    Here’s a thought. Does it make sense to integrate some notion of lack of other activities into the persistence calculation. That is, perhaps you imagine you have 1 – 2 slots for following high-value achievements. When making the persistence calculation you are not only asking how much time you want to devote to that pursuit, but, also, how much time you are willing to occupy one of your limited high value slots. I’m wondering if for some things, people might be happy to keep working on it for years, but perhaps not the expense of other big things that are even more exciting?

  • Scott Young


    Admittedly, it’s a rough measurement. A degree of focus would also be a good idea. Absolute persistence with no focus isn’t really a commitment.


  • Fey

    Great article~

  • Jenn

    Interesting thoughts. I must admit that I have spent the years to learn the answer to “…to know your persistence level is to work on a project and see when you give up.” My degree of persistence in a working project is 2.5 years. I’ve run my own businesses, and worked in a variety of industries and can say without qualm that after 2 years I’m pretty much bored to tears with that activity. Another half a year to find my new direction, and then I lose my persistence ability for that work and move on to something new.

    However, if you ask me as a thought exercise to commit to how long I would persist with a goal (eating healthy, exercising daily, calling Mom once a week, etc) I would give you a much lower estimate. I think my persistence (and perhaps yours too!) in a work capacity is different than in a personal capacity. I will, for example, only exercise daily for 3 months before I give up if there is no positive feedback from the effort.

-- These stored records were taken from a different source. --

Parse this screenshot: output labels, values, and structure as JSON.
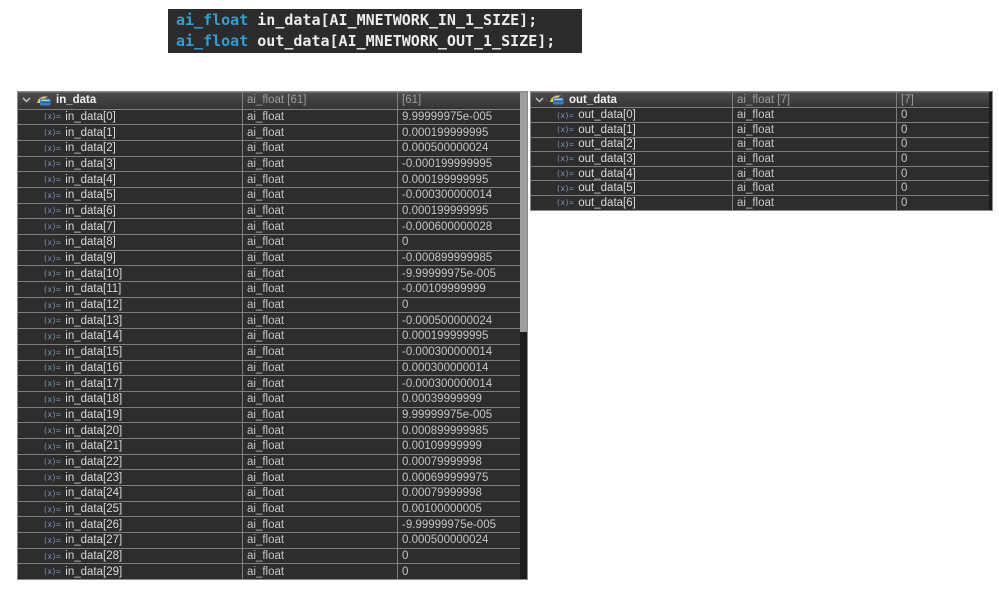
{
  "code": {
    "lines": [
      {
        "keyword": "ai_float",
        "rest": " in_data[AI_MNETWORK_IN_1_SIZE];"
      },
      {
        "keyword": "ai_float",
        "rest": " out_data[AI_MNETWORK_OUT_1_SIZE];"
      }
    ],
    "keyword_color": "#2f9fd6",
    "background_color": "#2b2b2b"
  },
  "icons": {
    "chevron_expanded": "chevron-down",
    "variable_glyph": "(x)=",
    "array_icon_blue": "#3f7fc1",
    "array_icon_yellow": "#e8c44a"
  },
  "tables": [
    {
      "id": "in_data",
      "header": {
        "name": "in_data",
        "type": "ai_float [61]",
        "value": "[61]"
      },
      "rows": [
        {
          "name": "in_data[0]",
          "type": "ai_float",
          "value": "9.99999975e-005"
        },
        {
          "name": "in_data[1]",
          "type": "ai_float",
          "value": "0.000199999995"
        },
        {
          "name": "in_data[2]",
          "type": "ai_float",
          "value": "0.000500000024"
        },
        {
          "name": "in_data[3]",
          "type": "ai_float",
          "value": "-0.000199999995"
        },
        {
          "name": "in_data[4]",
          "type": "ai_float",
          "value": "0.000199999995"
        },
        {
          "name": "in_data[5]",
          "type": "ai_float",
          "value": "-0.000300000014"
        },
        {
          "name": "in_data[6]",
          "type": "ai_float",
          "value": "0.000199999995"
        },
        {
          "name": "in_data[7]",
          "type": "ai_float",
          "value": "-0.000600000028"
        },
        {
          "name": "in_data[8]",
          "type": "ai_float",
          "value": "0"
        },
        {
          "name": "in_data[9]",
          "type": "ai_float",
          "value": "-0.000899999985"
        },
        {
          "name": "in_data[10]",
          "type": "ai_float",
          "value": "-9.99999975e-005"
        },
        {
          "name": "in_data[11]",
          "type": "ai_float",
          "value": "-0.00109999999"
        },
        {
          "name": "in_data[12]",
          "type": "ai_float",
          "value": "0"
        },
        {
          "name": "in_data[13]",
          "type": "ai_float",
          "value": "-0.000500000024"
        },
        {
          "name": "in_data[14]",
          "type": "ai_float",
          "value": "0.000199999995"
        },
        {
          "name": "in_data[15]",
          "type": "ai_float",
          "value": "-0.000300000014"
        },
        {
          "name": "in_data[16]",
          "type": "ai_float",
          "value": "0.000300000014"
        },
        {
          "name": "in_data[17]",
          "type": "ai_float",
          "value": "-0.000300000014"
        },
        {
          "name": "in_data[18]",
          "type": "ai_float",
          "value": "0.00039999999"
        },
        {
          "name": "in_data[19]",
          "type": "ai_float",
          "value": "9.99999975e-005"
        },
        {
          "name": "in_data[20]",
          "type": "ai_float",
          "value": "0.000899999985"
        },
        {
          "name": "in_data[21]",
          "type": "ai_float",
          "value": "0.00109999999"
        },
        {
          "name": "in_data[22]",
          "type": "ai_float",
          "value": "0.00079999998"
        },
        {
          "name": "in_data[23]",
          "type": "ai_float",
          "value": "0.000699999975"
        },
        {
          "name": "in_data[24]",
          "type": "ai_float",
          "value": "0.00079999998"
        },
        {
          "name": "in_data[25]",
          "type": "ai_float",
          "value": "0.00100000005"
        },
        {
          "name": "in_data[26]",
          "type": "ai_float",
          "value": "-9.99999975e-005"
        },
        {
          "name": "in_data[27]",
          "type": "ai_float",
          "value": "0.000500000024"
        },
        {
          "name": "in_data[28]",
          "type": "ai_float",
          "value": "0"
        },
        {
          "name": "in_data[29]",
          "type": "ai_float",
          "value": "0"
        }
      ]
    },
    {
      "id": "out_data",
      "header": {
        "name": "out_data",
        "type": "ai_float [7]",
        "value": "[7]"
      },
      "rows": [
        {
          "name": "out_data[0]",
          "type": "ai_float",
          "value": "0"
        },
        {
          "name": "out_data[1]",
          "type": "ai_float",
          "value": "0"
        },
        {
          "name": "out_data[2]",
          "type": "ai_float",
          "value": "0"
        },
        {
          "name": "out_data[3]",
          "type": "ai_float",
          "value": "0"
        },
        {
          "name": "out_data[4]",
          "type": "ai_float",
          "value": "0"
        },
        {
          "name": "out_data[5]",
          "type": "ai_float",
          "value": "0"
        },
        {
          "name": "out_data[6]",
          "type": "ai_float",
          "value": "0"
        }
      ]
    }
  ]
}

    Interesting in theory, but I think in practice it may be a different set of numbers that shows up for people.